undefined. This is a great thing, as it wipes out an entire category of bugs.
BuckleScript provides bindings to
To create a JS
null, use the value
Js.Nullable.null. To create a Js
If you're receiving, for example, a JS string that can also be null, type it as:
let theJsValue: string Js.Nullable.t = /* the value you've gotten here */
let theJsValue: Js.Nullable.t(string) = /* the value you've gotten here */
To create a nullable string, do:
let nullableString: string Js.Nullable.t = Js.Nullable.return "hello"
let nullableString: Js.Nullable.t(string) = Js.Nullable.return("hello");
return part "wraps" a string into a nullable string, to make the type system understand and track the fact that, as you pass this value around, it's not just a string, but a string that can be
undefined. Tada! No more nullable bugs!
This is the idiomatic way of working with the concept of "no value" in BuckleScript/OCaml/Reason. The Reason docs on variants describes option in more detail.
Js.Nullable.from_opt converts from a
Js.Nullable.to_opt does the opposite.
Option helper module is here.
Tips & Tricks
In an external, you can directly convert a
Js.Nullable.t into an
type element external getElementById : string -> element option = "getElementById" [@@bs.scope "document"][@@bs.return nullable]
type element; [@bs.return nullable] [@bs.scope "document"] external getElementById : string => option(element) = "getElementById";

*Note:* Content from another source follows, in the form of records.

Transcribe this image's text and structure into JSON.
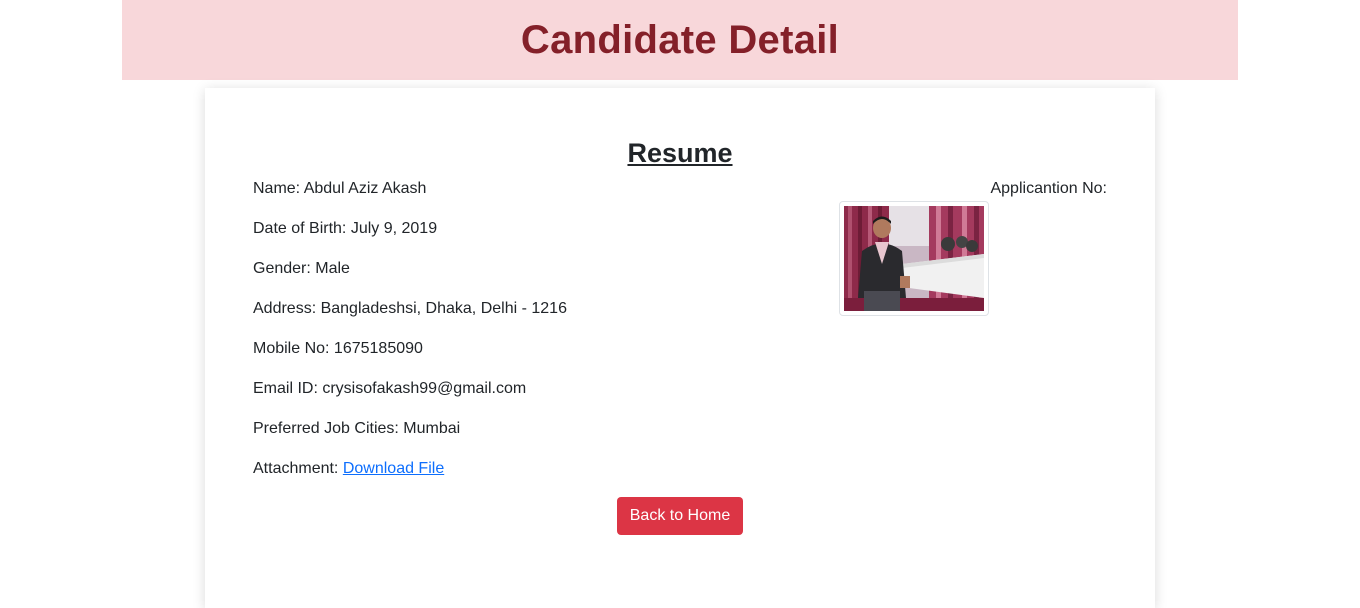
{
  "header": {
    "title": "Candidate Detail"
  },
  "resume": {
    "title": "Resume",
    "application_label": "Applicantion No:",
    "fields": {
      "name": "Name: Abdul Aziz Akash",
      "dob": "Date of Birth: July 9, 2019",
      "gender": "Gender: Male",
      "address": "Address: Bangladeshsi, Dhaka, Delhi - 1216",
      "mobile": "Mobile No: 1675185090",
      "email": "Email ID: crysisofakash99@gmail.com",
      "cities": "Preferred Job Cities: Mumbai",
      "attachment_label": "Attachment: ",
      "attachment_link": "Download File"
    },
    "back_button": "Back to Home"
  },
  "colors": {
    "header_bg": "#f8d7da",
    "header_text": "#842029",
    "button_bg": "#dc3545",
    "link": "#0d6efd"
  }
}
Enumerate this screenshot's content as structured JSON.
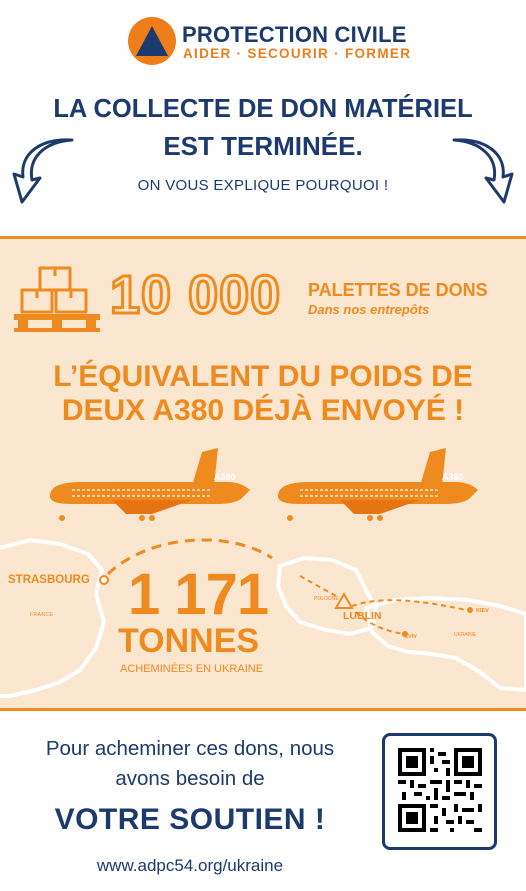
{
  "brand": {
    "name": "PROTECTION CIVILE",
    "tagline": "AIDER · SECOURIR · FORMER",
    "colors": {
      "navy": "#1d3a6e",
      "orange": "#ee7d1a",
      "beige": "#fbe6d0"
    }
  },
  "headline": {
    "line1": "LA COLLECTE DE DON MATÉRIEL",
    "line2": "EST TERMINÉE.",
    "subline": "ON VOUS EXPLIQUE POURQUOI !"
  },
  "pallets": {
    "number": "10 000",
    "label": "PALETTES DE DONS",
    "sub": "Dans nos entrepôts",
    "icon": "boxes-on-pallet-icon"
  },
  "equivalent": {
    "line1": "L’ÉQUIVALENT DU POIDS DE",
    "line2": "DEUX A380 DÉJÀ ENVOYÉ !"
  },
  "planes": [
    {
      "label": "A380"
    },
    {
      "label": "A380"
    }
  ],
  "map": {
    "strasbourg": "STRASBOURG",
    "france": "FRANCE",
    "pologne": "POLOGNE",
    "lublin": "LUBLIN",
    "kiev": "KIEV",
    "lviv": "LVIV",
    "ukraine": "UKRAINE"
  },
  "tonnage": {
    "number": "1 171",
    "unit": "TONNES",
    "caption": "ACHEMINÉES EN UKRAINE"
  },
  "footer": {
    "cta_line1": "Pour acheminer ces dons, nous",
    "cta_line2": "avons besoin de",
    "cta_line3": "VOTRE SOUTIEN !",
    "website": "www.adpc54.org/ukraine",
    "qr_icon": "qr-code-icon"
  }
}
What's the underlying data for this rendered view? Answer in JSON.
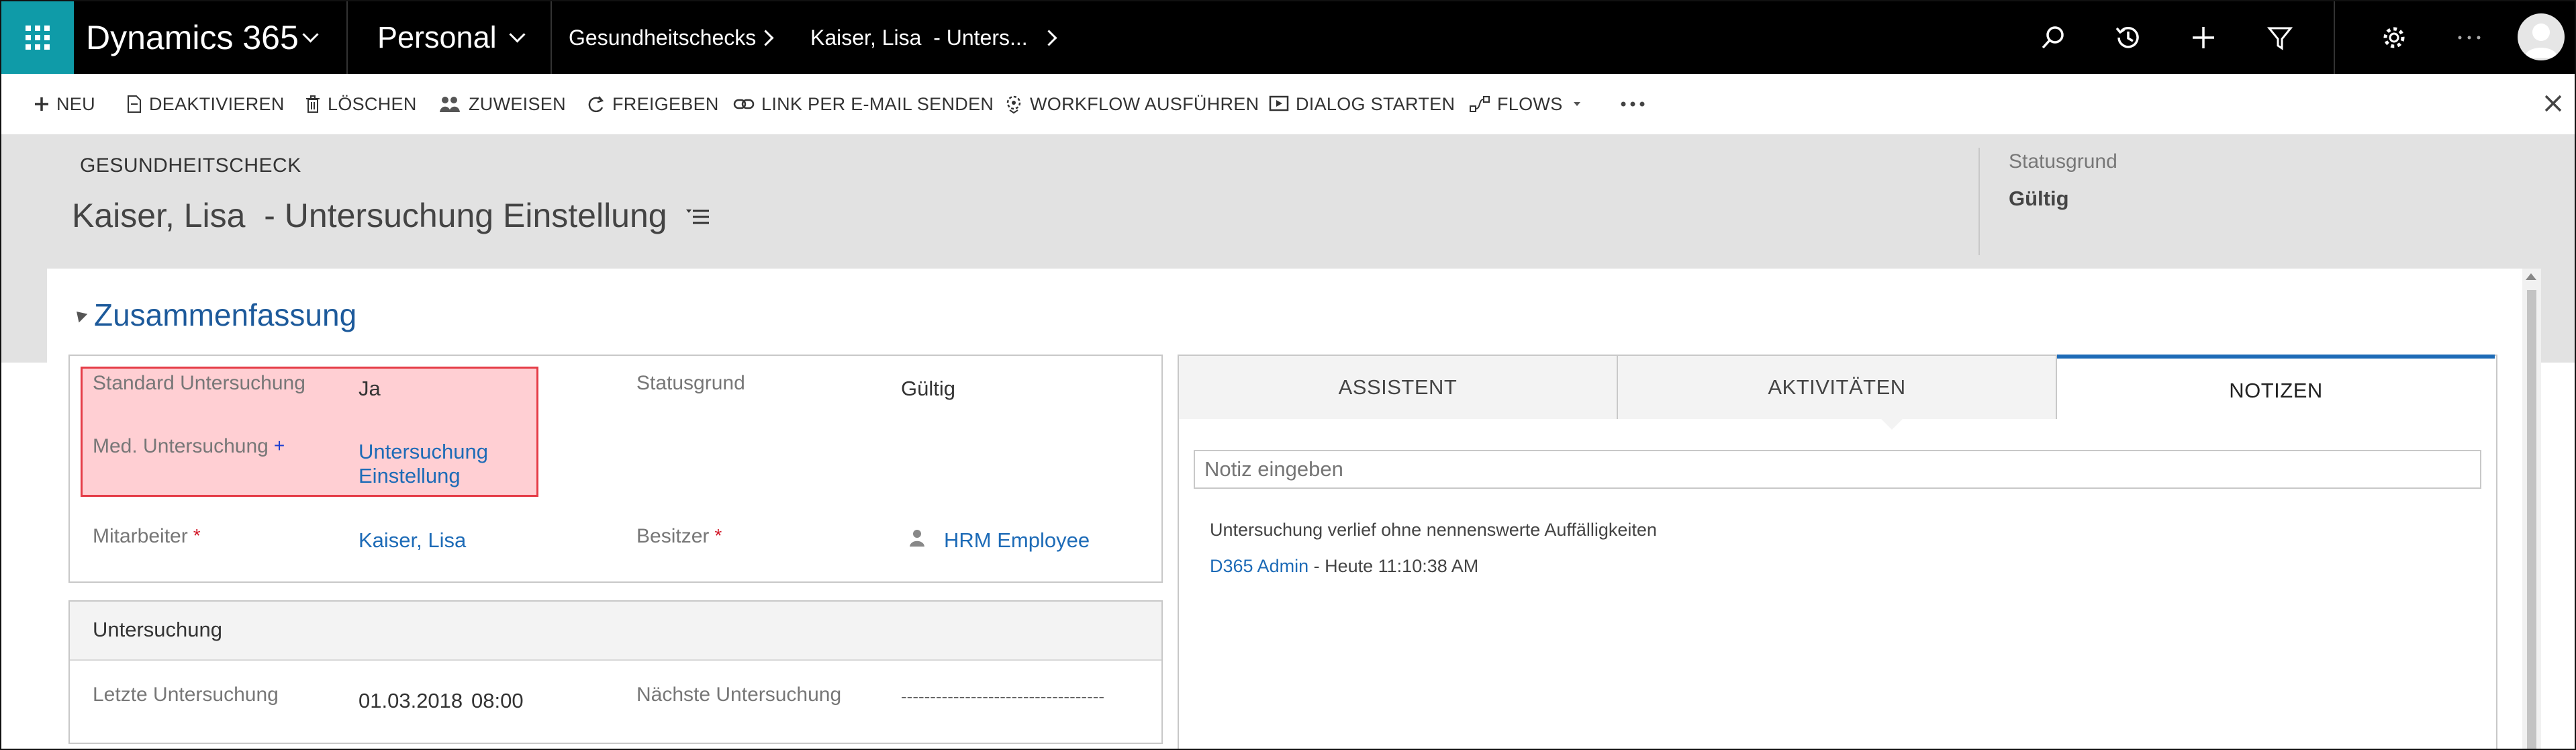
{
  "topnav": {
    "app_name": "Dynamics 365",
    "area": "Personal",
    "breadcrumb_entity": "Gesundheitschecks",
    "breadcrumb_record": "Kaiser, Lisa  - Unters..."
  },
  "commands": {
    "neu": "NEU",
    "deaktivieren": "DEAKTIVIEREN",
    "loeschen": "LÖSCHEN",
    "zuweisen": "ZUWEISEN",
    "freigeben": "FREIGEBEN",
    "link_email": "LINK PER E-MAIL SENDEN",
    "workflow": "WORKFLOW AUSFÜHREN",
    "dialog": "DIALOG STARTEN",
    "flows": "FLOWS"
  },
  "header": {
    "entity_type": "GESUNDHEITSCHECK",
    "title": "Kaiser, Lisa  - Untersuchung Einstellung",
    "status_label": "Statusgrund",
    "status_value": "Gültig"
  },
  "summary": {
    "section_title": "Zusammenfassung",
    "standard_label": "Standard Untersuchung",
    "standard_value": "Ja",
    "med_label": "Med. Untersuchung",
    "med_value_1": "Untersuchung",
    "med_value_2": "Einstellung",
    "statusgrund_label": "Statusgrund",
    "statusgrund_value": "Gültig",
    "mitarbeiter_label": "Mitarbeiter",
    "mitarbeiter_value": "Kaiser, Lisa",
    "besitzer_label": "Besitzer",
    "besitzer_value": "HRM Employee",
    "required_mark": "*",
    "recommended_mark": "+"
  },
  "examination": {
    "section_title": "Untersuchung",
    "last_label": "Letzte Untersuchung",
    "last_date": "01.03.2018",
    "last_time": "08:00",
    "next_label": "Nächste Untersuchung",
    "next_value": "-----------------------------------"
  },
  "tabs": {
    "assistent": "ASSISTENT",
    "aktivitaeten": "AKTIVITÄTEN",
    "notizen": "NOTIZEN"
  },
  "notes": {
    "placeholder": "Notiz eingeben",
    "text": "Untersuchung verlief ohne nennenswerte Auffälligkeiten",
    "author": "D365 Admin",
    "separator": " - ",
    "time": "Heute 11:10:38 AM"
  },
  "colors": {
    "waffle_bg": "#0f9ba8",
    "link": "#1d6bb7",
    "highlight_fill": "#ffcfd3",
    "highlight_border": "#e53c47"
  }
}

When you use
getElementById, it'll implicitly convert the JS nullable string into an option. Saves you an explicit conversion through
OCaml/BuckleScript option is a "boxed" value. Under BuckleScript, a
None is compiled into
0 and a
Some foo is compiled into
[foo]. The above
bs.return nullable smartly removes such boxing overhead when the returned value is destructed in the same routine.